I wonder if we really want Jesus to be risen from the dead.

By Bishop Larry Silva
April 15, 2018

[St. Anthony Church, Wailuku (Confirmation)]

Sometimes I wonder if we really want Jesus to be risen from the dead. 

Yes, it’s nice to get together and sing these beautiful songs of Easter, to belt out our “Alleluias,” to see the beautiful decorations in the church, and to celebrate the joy of Easter in other ways; but once we leave this place, do we actually, in effect, lock Jesus back in the tomb and roll the stone across its entrance until we decide to come back next week and roll it away?

Even the apostles, who lived and worked with him for three years, and to whom he had predicted the resurrection, could not believe their eyes when they saw Jesus risen and standing before them.  They thought they were seeing a ghost, and he had to do several things to convince them that he was physically risen from the dead, and was not simply some spirit who came back from the other side of death.  And perhaps Jesus has to work just as hard with us to convince us that he is risen from the dead.

Of course we know that many people do not come to Mass every Sunday.  But if we really understood how much Jesus loves us and the fact that he makes himself physically present to us here at the Eucharist, would anything else be more important on a Sunday than coming here to encounter the risen Lord?  How much the world would change if more people joined us here to encounter the risen Christ in his living Word and to receive his Body and Blood?  Or do we forget who he is and roll the stone of our hearts back across the tomb so that his presence here simply does not matter, and we can feel free to do whatever else we might want to do on Sundays.  It is a challenge for us who are here to witness to others that his is not just an hour filled with Scripture readings, songs, sermons, and time with nice people, but it is an encounter with the risen Jesus, who loves us more than we can imagine.

We can also lock Jesus up in the tomb when we celebrate his resurrection and his presence here in church, but we do not live his risen life in our families, our places of work, or our body politic.  We compartmentalize our lives, giving the Lord our homage here, but rolling the stone across this beautiful tomb so that we do not have to be bothered with his presence where he might love us into making some real changes in our lives.  We become sometimes believers rather than believing with every fiber of our being that Jesus is alive and lives among us now.

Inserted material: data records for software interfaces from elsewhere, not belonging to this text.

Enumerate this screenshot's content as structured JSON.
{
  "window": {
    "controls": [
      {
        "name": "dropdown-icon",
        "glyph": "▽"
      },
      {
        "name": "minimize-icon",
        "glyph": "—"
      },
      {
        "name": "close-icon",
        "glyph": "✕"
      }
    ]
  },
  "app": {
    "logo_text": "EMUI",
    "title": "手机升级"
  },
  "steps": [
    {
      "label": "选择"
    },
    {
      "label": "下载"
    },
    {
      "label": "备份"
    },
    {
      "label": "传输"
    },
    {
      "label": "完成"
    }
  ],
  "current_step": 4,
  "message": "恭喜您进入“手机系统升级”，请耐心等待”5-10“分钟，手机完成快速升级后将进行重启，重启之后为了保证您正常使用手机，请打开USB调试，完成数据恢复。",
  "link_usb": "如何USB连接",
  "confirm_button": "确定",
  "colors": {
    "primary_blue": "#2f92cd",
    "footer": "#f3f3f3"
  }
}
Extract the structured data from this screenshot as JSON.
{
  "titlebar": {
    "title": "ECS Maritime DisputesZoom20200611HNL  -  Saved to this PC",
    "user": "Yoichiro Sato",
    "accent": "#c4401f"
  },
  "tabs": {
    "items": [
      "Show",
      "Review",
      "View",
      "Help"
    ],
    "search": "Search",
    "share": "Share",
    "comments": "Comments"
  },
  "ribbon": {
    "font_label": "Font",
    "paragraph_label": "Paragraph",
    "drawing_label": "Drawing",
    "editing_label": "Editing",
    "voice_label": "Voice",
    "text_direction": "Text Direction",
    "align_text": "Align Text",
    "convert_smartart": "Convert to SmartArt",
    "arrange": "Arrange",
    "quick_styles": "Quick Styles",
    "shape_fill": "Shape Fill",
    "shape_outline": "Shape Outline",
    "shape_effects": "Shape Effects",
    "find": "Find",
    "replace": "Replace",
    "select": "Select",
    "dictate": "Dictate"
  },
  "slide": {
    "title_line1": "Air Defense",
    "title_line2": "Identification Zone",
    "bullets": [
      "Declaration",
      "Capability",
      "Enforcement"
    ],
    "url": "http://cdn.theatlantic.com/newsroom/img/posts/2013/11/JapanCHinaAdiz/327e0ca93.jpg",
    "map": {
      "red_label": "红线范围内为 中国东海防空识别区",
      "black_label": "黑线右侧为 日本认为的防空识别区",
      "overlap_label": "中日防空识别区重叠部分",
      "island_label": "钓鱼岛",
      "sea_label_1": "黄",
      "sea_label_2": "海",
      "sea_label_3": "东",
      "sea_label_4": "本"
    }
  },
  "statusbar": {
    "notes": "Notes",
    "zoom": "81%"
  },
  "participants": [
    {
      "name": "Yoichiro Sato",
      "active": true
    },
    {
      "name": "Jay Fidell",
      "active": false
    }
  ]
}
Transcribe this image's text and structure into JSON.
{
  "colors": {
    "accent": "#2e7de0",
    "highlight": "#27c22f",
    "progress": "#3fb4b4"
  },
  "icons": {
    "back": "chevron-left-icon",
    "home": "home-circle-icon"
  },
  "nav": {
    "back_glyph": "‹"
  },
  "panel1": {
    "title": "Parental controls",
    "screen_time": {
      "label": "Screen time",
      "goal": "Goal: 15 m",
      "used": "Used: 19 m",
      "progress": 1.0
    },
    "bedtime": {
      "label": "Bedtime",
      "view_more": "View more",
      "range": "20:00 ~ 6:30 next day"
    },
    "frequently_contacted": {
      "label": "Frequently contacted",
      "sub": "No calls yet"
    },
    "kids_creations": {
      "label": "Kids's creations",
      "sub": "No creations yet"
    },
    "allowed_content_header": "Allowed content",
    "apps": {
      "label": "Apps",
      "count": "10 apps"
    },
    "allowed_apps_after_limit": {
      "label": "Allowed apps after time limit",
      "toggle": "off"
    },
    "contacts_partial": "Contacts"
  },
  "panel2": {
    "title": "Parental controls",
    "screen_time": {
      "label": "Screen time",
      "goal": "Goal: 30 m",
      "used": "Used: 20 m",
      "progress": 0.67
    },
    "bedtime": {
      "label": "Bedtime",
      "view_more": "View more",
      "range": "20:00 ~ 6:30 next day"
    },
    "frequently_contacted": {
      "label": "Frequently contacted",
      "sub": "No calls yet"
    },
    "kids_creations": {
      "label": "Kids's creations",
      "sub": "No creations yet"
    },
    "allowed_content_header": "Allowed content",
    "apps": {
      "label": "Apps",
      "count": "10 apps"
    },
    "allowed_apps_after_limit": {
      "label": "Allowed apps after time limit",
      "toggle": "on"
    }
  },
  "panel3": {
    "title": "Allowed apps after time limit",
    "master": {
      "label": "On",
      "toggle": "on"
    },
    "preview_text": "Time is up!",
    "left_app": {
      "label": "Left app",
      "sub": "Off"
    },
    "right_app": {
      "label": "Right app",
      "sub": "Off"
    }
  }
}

Or perhaps the stone we use to seal Jesus back in his tomb is the notion that our faith is a private affair, and we do not want to risk making anyone uncomfortable by sharing it publicly.  Yet we see that this is what Peter did once he experienced the risen Lord.  He went out boldly and was not afraid of offending people.  In fact, in today’s reading we hear him getting in the face of those who crucified Jesus, not letting them off the hook by thinking they had no part in that terrible deed, yet at the same time offering repentance.  Because he was so bold, thousands were converted to be followers of Jesus.  Sometimes we do not speak up when life is devalued, when people are bullied or gossiped about, or when there is something we know could be done for the poor and we do not do it.  In effect, we seal Jesus back in the tomb, so that he cannot fully engage with the world he came to save.  Yes, of course, there is the danger that we will be criticized and persecuted, but if we who know Jesus and the love and peace that comes from following his commands are not bold about sharing him with others, then the whole world gets locked up in a tomb of cultural decay.

How good it is for us to be here to celebrate the resurrection of Jesus from the dead!  But Jesus also challenges us to never celebrate this as simply a past event that has little or no impact on our present lives.  He IS risen.  He is alive.  He is present and active among us, and through us, who have experienced his presence and his love, he wants to have his message to never again to be locked up in the tomb, but to be proclaimed boldly throughout the world, so that all who live in it can not only sing but live the Alleluias that well up in our hearts.